• **TASK REQUIREMENTS**
Apart from the pictures, output all of the records exactly.

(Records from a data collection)
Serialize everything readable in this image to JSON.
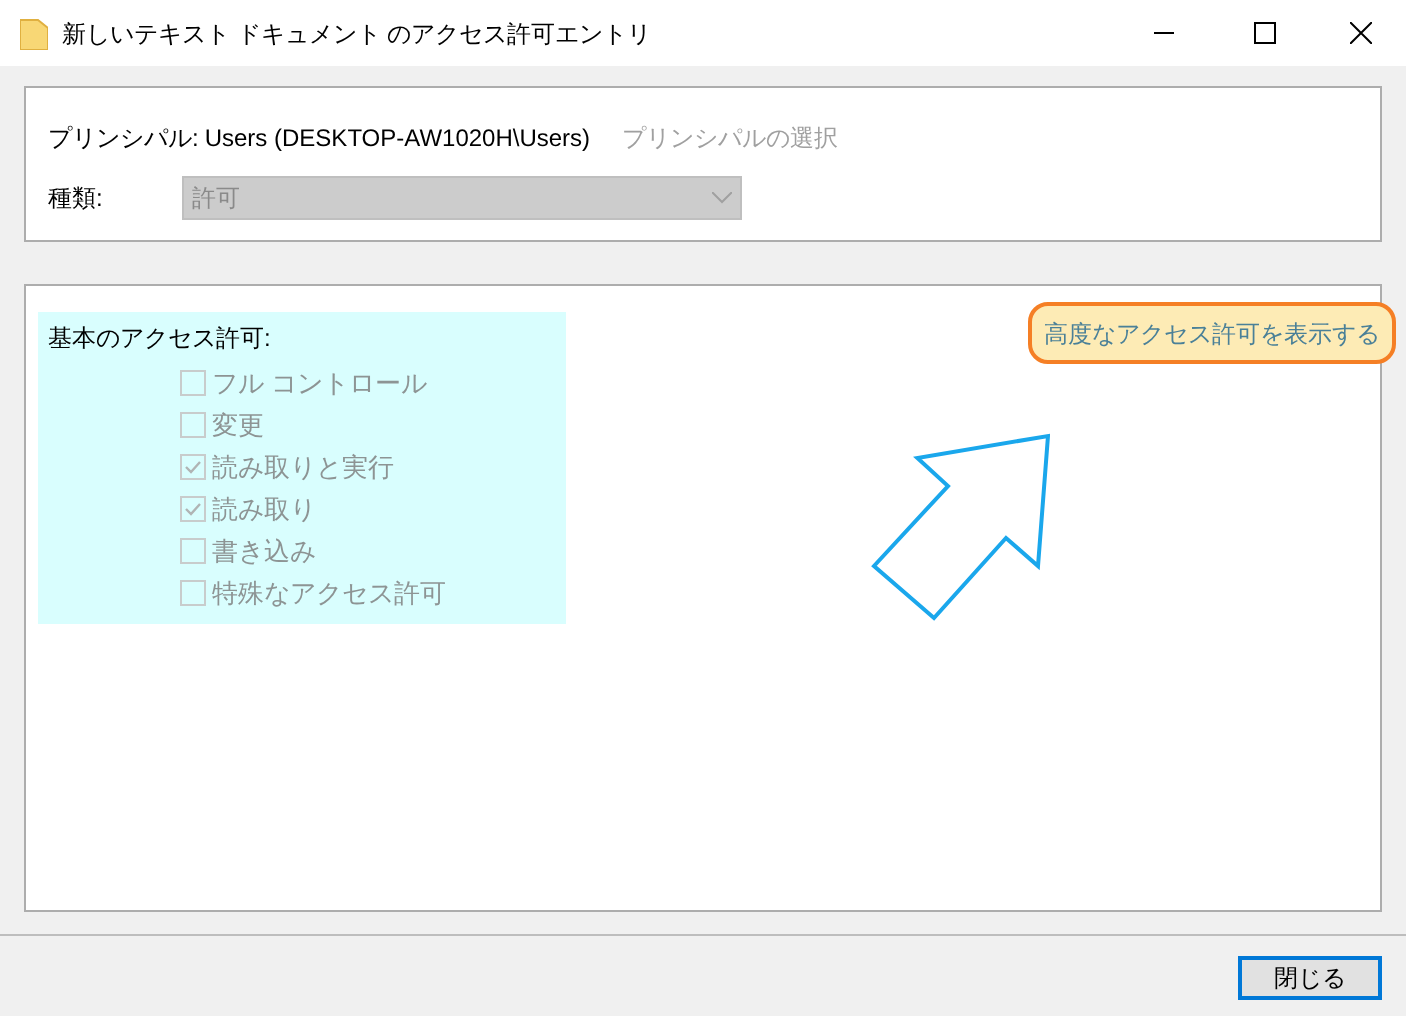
{
  "window": {
    "title": "新しいテキスト ドキュメント のアクセス許可エントリ"
  },
  "principal": {
    "label": "プリンシパル:",
    "value": "Users (DESKTOP-AW1020H\\Users)",
    "link": "プリンシパルの選択"
  },
  "type": {
    "label": "種類:",
    "value": "許可",
    "disabled": true
  },
  "permissions": {
    "title": "基本のアクセス許可:",
    "items": [
      {
        "label": "フル コントロール",
        "checked": false
      },
      {
        "label": "変更",
        "checked": false
      },
      {
        "label": "読み取りと実行",
        "checked": true
      },
      {
        "label": "読み取り",
        "checked": true
      },
      {
        "label": "書き込み",
        "checked": false
      },
      {
        "label": "特殊なアクセス許可",
        "checked": false
      }
    ]
  },
  "advanced_link": "高度なアクセス許可を表示する",
  "buttons": [
    "閉じる"
  ]
}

• **ANSWER SPACE**
Serialize everything readable in this image to JSON.
{
  "window": {
    "title": "新しいテキスト ドキュメント のアクセス許可エントリ"
  },
  "principal": {
    "label": "プリンシパル:",
    "value": "Users (DESKTOP-AW1020H\\Users)",
    "link": "プリンシパルの選択"
  },
  "type": {
    "label": "種類:",
    "value": "許可",
    "disabled": true
  },
  "permissions": {
    "title": "基本のアクセス許可:",
    "items": [
      {
        "label": "フル コントロール",
        "checked": false
      },
      {
        "label": "変更",
        "checked": false
      },
      {
        "label": "読み取りと実行",
        "checked": true
      },
      {
        "label": "読み取り",
        "checked": true
      },
      {
        "label": "書き込み",
        "checked": false
      },
      {
        "label": "特殊なアクセス許可",
        "checked": false
      }
    ]
  },
  "advanced_link": "高度なアクセス許可を表示する",
  "buttons": [
    "閉じる"
  ]
}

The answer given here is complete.